DESCRIPTION OF THE TASK: Find the line that contains "Enumerate this screenshot's" in the records below, then repeat exactly that line and each one after it, leaving pictures out.

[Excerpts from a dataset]
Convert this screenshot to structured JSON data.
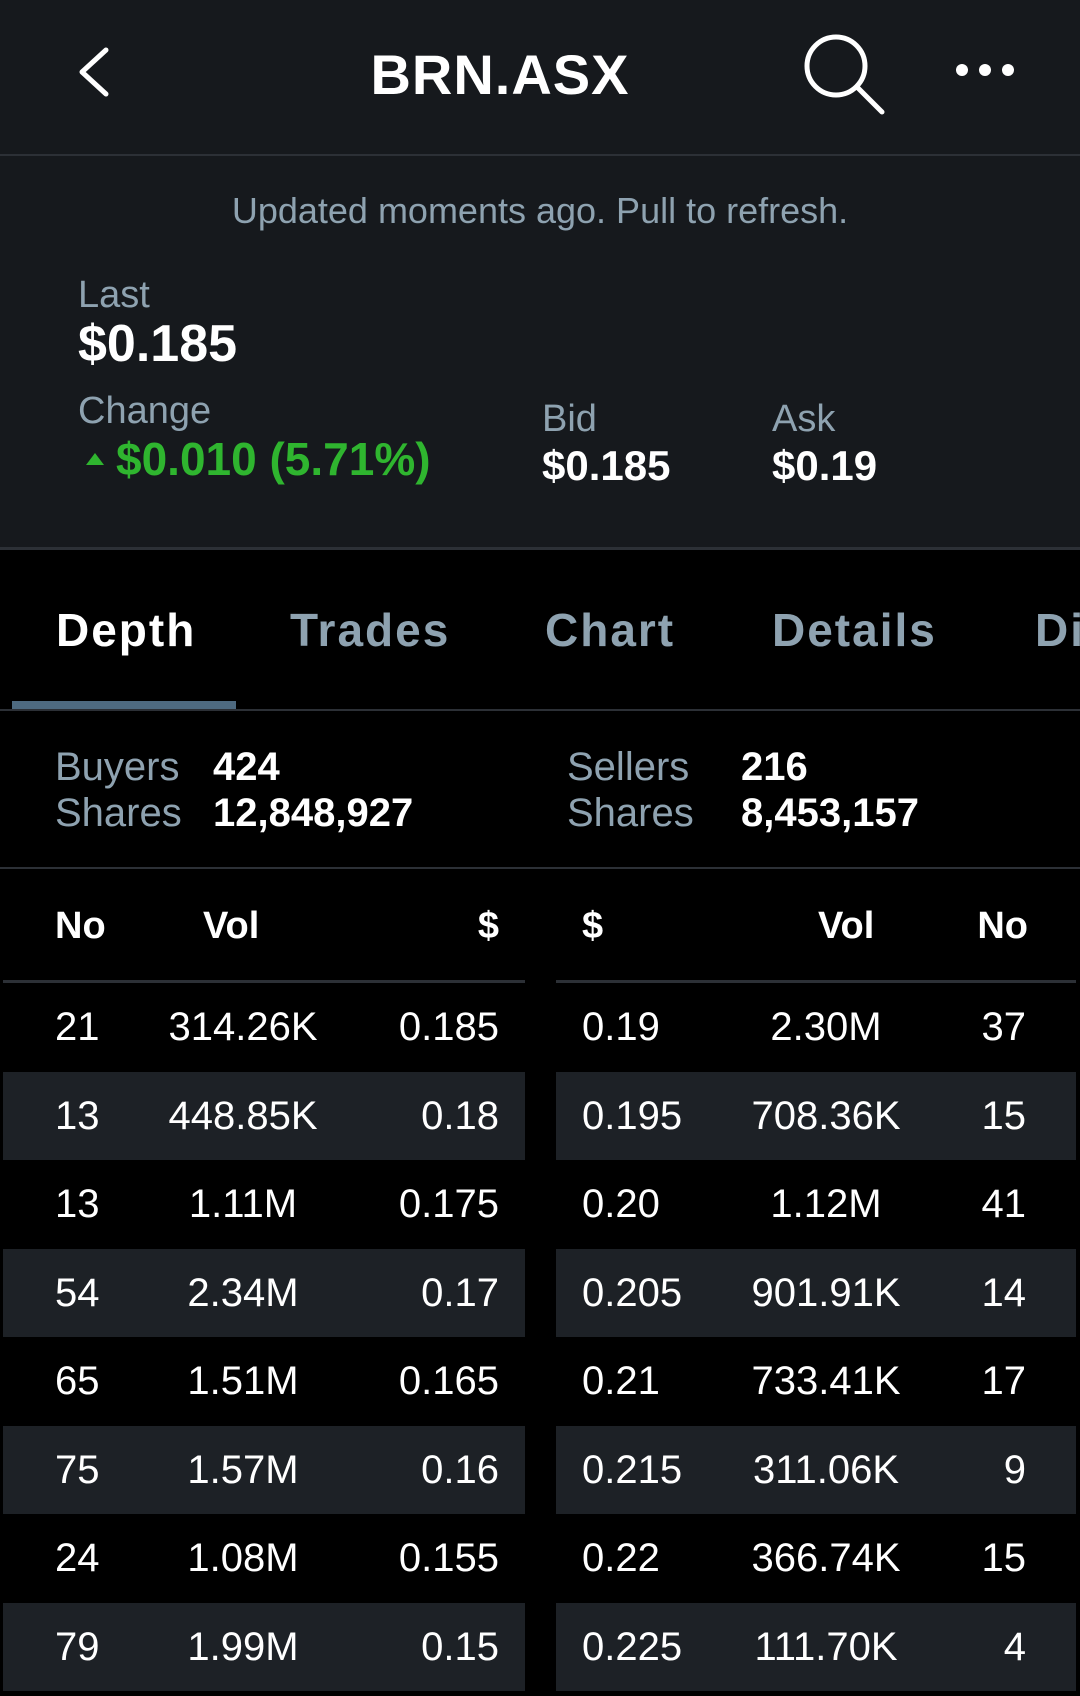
{
  "header": {
    "title": "BRN.ASX",
    "back_icon": "chevron-left-icon",
    "search_icon": "search-icon",
    "more_icon": "more-horizontal-icon"
  },
  "quote": {
    "updated_text": "Updated moments ago. Pull to refresh.",
    "last_label": "Last",
    "last_value": "$0.185",
    "change_label": "Change",
    "change_value": "$0.010 (5.71%)",
    "change_direction": "up",
    "change_color": "#2fb52f",
    "bid_label": "Bid",
    "bid_value": "$0.185",
    "ask_label": "Ask",
    "ask_value": "$0.19"
  },
  "tabs": [
    {
      "label": "Depth",
      "active": true
    },
    {
      "label": "Trades",
      "active": false
    },
    {
      "label": "Chart",
      "active": false
    },
    {
      "label": "Details",
      "active": false
    },
    {
      "label": "Di",
      "active": false
    }
  ],
  "summary": {
    "buyers_label": "Buyers",
    "buyers_value": "424",
    "buy_shares_label": "Shares",
    "buy_shares_value": "12,848,927",
    "sellers_label": "Sellers",
    "sellers_value": "216",
    "sell_shares_label": "Shares",
    "sell_shares_value": "8,453,157"
  },
  "buy_table": {
    "headers": [
      "No",
      "Vol",
      "$"
    ],
    "rows": [
      [
        "21",
        "314.26K",
        "0.185"
      ],
      [
        "13",
        "448.85K",
        "0.18"
      ],
      [
        "13",
        "1.11M",
        "0.175"
      ],
      [
        "54",
        "2.34M",
        "0.17"
      ],
      [
        "65",
        "1.51M",
        "0.165"
      ],
      [
        "75",
        "1.57M",
        "0.16"
      ],
      [
        "24",
        "1.08M",
        "0.155"
      ],
      [
        "79",
        "1.99M",
        "0.15"
      ]
    ]
  },
  "sell_table": {
    "headers": [
      "$",
      "Vol",
      "No"
    ],
    "rows": [
      [
        "0.19",
        "2.30M",
        "37"
      ],
      [
        "0.195",
        "708.36K",
        "15"
      ],
      [
        "0.20",
        "1.12M",
        "41"
      ],
      [
        "0.205",
        "901.91K",
        "14"
      ],
      [
        "0.21",
        "733.41K",
        "17"
      ],
      [
        "0.215",
        "311.06K",
        "9"
      ],
      [
        "0.22",
        "366.74K",
        "15"
      ],
      [
        "0.225",
        "111.70K",
        "4"
      ]
    ]
  },
  "colors": {
    "background": "#000000",
    "panel": "#16191d",
    "muted_text": "#8ea2b0",
    "row_alt": "#1d2126",
    "positive": "#2fb52f",
    "tab_indicator": "#4e6a80"
  }
}
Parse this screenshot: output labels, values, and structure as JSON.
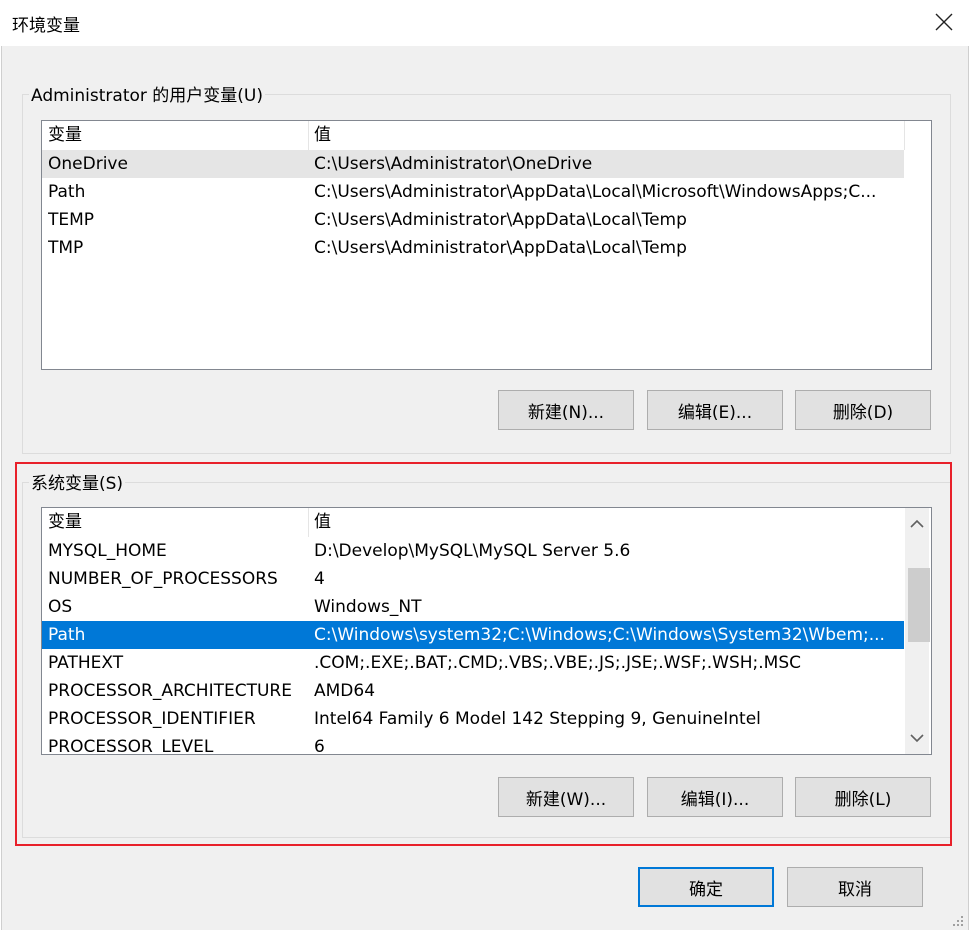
{
  "window": {
    "title": "环境变量",
    "close_icon": "close-icon"
  },
  "user_vars": {
    "group_label": "Administrator 的用户变量(U)",
    "col_var": "变量",
    "col_val": "值",
    "rows": [
      {
        "name": "OneDrive",
        "value": "C:\\Users\\Administrator\\OneDrive"
      },
      {
        "name": "Path",
        "value": "C:\\Users\\Administrator\\AppData\\Local\\Microsoft\\WindowsApps;C..."
      },
      {
        "name": "TEMP",
        "value": "C:\\Users\\Administrator\\AppData\\Local\\Temp"
      },
      {
        "name": "TMP",
        "value": "C:\\Users\\Administrator\\AppData\\Local\\Temp"
      }
    ],
    "btn_new": "新建(N)...",
    "btn_edit": "编辑(E)...",
    "btn_delete": "删除(D)"
  },
  "sys_vars": {
    "group_label": "系统变量(S)",
    "col_var": "变量",
    "col_val": "值",
    "rows": [
      {
        "name": "MYSQL_HOME",
        "value": "D:\\Develop\\MySQL\\MySQL Server 5.6"
      },
      {
        "name": "NUMBER_OF_PROCESSORS",
        "value": "4"
      },
      {
        "name": "OS",
        "value": "Windows_NT"
      },
      {
        "name": "Path",
        "value": "C:\\Windows\\system32;C:\\Windows;C:\\Windows\\System32\\Wbem;..."
      },
      {
        "name": "PATHEXT",
        "value": ".COM;.EXE;.BAT;.CMD;.VBS;.VBE;.JS;.JSE;.WSF;.WSH;.MSC"
      },
      {
        "name": "PROCESSOR_ARCHITECTURE",
        "value": "AMD64"
      },
      {
        "name": "PROCESSOR_IDENTIFIER",
        "value": "Intel64 Family 6 Model 142 Stepping 9, GenuineIntel"
      },
      {
        "name": "PROCESSOR_LEVEL",
        "value": "6"
      }
    ],
    "selected_row": "Path",
    "btn_new": "新建(W)...",
    "btn_edit": "编辑(I)...",
    "btn_delete": "删除(L)"
  },
  "footer": {
    "ok": "确定",
    "cancel": "取消"
  },
  "colors": {
    "selection": "#0078d7",
    "highlight_border": "#e8202a"
  }
}
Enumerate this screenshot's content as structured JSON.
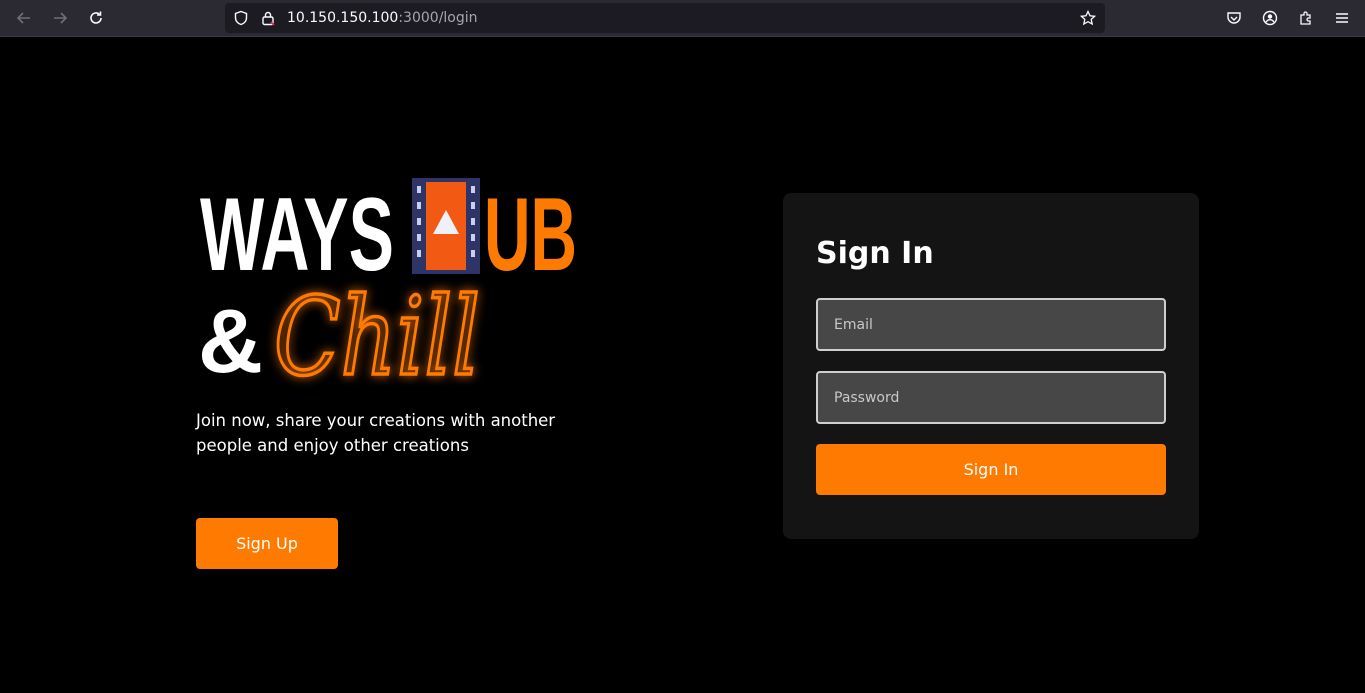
{
  "browser": {
    "url_host": "10.150.150.100",
    "url_path": ":3000/login",
    "icons": [
      "back-arrow-icon",
      "forward-arrow-icon",
      "reload-icon",
      "shield-icon",
      "lock-icon",
      "bookmark-star-icon",
      "pocket-icon",
      "account-icon",
      "extensions-icon",
      "menu-icon"
    ]
  },
  "brand": {
    "logo_word_1": "WAYS",
    "logo_word_2": "UB",
    "logo_word_3": "&",
    "logo_script": "Chill",
    "logo_icon": "film-play-icon",
    "accent_color": "#ff7a00"
  },
  "hero": {
    "tagline": "Join now, share your creations with another people and enjoy other creations",
    "signup_label": "Sign Up"
  },
  "login": {
    "title": "Sign In",
    "email_placeholder": "Email",
    "password_placeholder": "Password",
    "submit_label": "Sign In"
  }
}
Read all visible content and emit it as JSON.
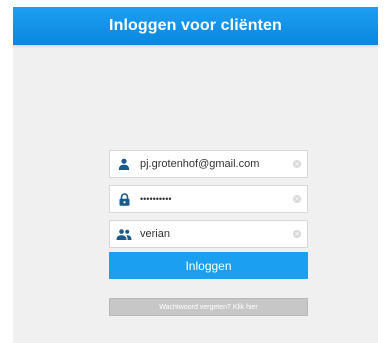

EXERCISE RESPONSE:
Enumerate this screenshot's content as structured JSON.
{
  "browser": {
    "url_host": "10.150.150.100",
    "url_path": ":3000/login",
    "icons": [
      "back-arrow-icon",
      "forward-arrow-icon",
      "reload-icon",
      "shield-icon",
      "lock-icon",
      "bookmark-star-icon",
      "pocket-icon",
      "account-icon",
      "extensions-icon",
      "menu-icon"
    ]
  },
  "brand": {
    "logo_word_1": "WAYS",
    "logo_word_2": "UB",
    "logo_word_3": "&",
    "logo_script": "Chill",
    "logo_icon": "film-play-icon",
    "accent_color": "#ff7a00"
  },
  "hero": {
    "tagline": "Join now, share your creations with another people and enjoy other creations",
    "signup_label": "Sign Up"
  },
  "login": {
    "title": "Sign In",
    "email_placeholder": "Email",
    "password_placeholder": "Password",
    "submit_label": "Sign In"
  }
}
Read all visible content and emit it as JSON.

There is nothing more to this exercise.